§ **EXERCISE DIRECTIONS**
Search the lines of the records for the word "selector", and copy every line that has it.
PROVIDED RECORDS: Begin
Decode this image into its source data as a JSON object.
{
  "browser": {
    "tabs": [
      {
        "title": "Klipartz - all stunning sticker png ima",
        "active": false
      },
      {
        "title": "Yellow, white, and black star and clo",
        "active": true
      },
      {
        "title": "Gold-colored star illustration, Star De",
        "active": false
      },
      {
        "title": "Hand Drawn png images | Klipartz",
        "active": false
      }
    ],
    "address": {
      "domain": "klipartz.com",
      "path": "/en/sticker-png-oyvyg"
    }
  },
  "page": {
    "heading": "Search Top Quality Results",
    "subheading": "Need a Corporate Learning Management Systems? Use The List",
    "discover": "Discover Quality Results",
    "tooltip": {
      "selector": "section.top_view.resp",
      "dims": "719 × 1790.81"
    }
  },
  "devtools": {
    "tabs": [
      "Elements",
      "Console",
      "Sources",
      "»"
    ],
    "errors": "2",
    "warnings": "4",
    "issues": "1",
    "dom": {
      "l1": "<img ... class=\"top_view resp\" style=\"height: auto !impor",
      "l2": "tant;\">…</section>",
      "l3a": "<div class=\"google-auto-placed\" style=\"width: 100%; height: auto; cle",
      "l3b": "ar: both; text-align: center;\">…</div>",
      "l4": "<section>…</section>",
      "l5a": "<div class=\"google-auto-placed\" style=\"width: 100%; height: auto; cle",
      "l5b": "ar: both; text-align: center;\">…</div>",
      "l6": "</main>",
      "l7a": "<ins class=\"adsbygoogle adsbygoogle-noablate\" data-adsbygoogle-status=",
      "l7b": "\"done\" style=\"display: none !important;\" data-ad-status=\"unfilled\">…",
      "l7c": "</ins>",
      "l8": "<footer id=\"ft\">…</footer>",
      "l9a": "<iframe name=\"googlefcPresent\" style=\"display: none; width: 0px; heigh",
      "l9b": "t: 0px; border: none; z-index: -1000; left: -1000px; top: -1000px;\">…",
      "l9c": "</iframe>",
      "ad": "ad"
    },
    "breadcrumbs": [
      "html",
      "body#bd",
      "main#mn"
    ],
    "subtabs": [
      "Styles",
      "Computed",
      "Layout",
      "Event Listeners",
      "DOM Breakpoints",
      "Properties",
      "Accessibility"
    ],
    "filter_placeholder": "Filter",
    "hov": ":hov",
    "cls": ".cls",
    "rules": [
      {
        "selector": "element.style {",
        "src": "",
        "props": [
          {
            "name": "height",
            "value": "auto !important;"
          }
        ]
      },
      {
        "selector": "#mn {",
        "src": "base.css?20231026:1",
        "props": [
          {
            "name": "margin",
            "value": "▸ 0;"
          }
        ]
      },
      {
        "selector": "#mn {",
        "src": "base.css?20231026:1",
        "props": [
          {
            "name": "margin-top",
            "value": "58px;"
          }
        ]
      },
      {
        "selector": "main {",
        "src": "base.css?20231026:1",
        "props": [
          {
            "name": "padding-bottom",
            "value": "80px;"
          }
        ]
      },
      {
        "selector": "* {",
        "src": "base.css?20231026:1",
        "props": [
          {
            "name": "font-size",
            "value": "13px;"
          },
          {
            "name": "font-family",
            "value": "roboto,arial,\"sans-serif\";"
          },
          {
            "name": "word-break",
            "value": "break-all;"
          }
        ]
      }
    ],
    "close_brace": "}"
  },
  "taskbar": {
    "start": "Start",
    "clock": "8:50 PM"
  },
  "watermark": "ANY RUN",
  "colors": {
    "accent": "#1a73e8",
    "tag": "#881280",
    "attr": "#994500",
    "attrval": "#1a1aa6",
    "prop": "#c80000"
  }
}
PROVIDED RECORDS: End
§ **REPLY TO THE TASK**
      "selector": "section.top_view.resp",
        "selector": "element.style {",
        "selector": "#mn {",
        "selector": "#mn {",
        "selector": "main {",
        "selector": "* {",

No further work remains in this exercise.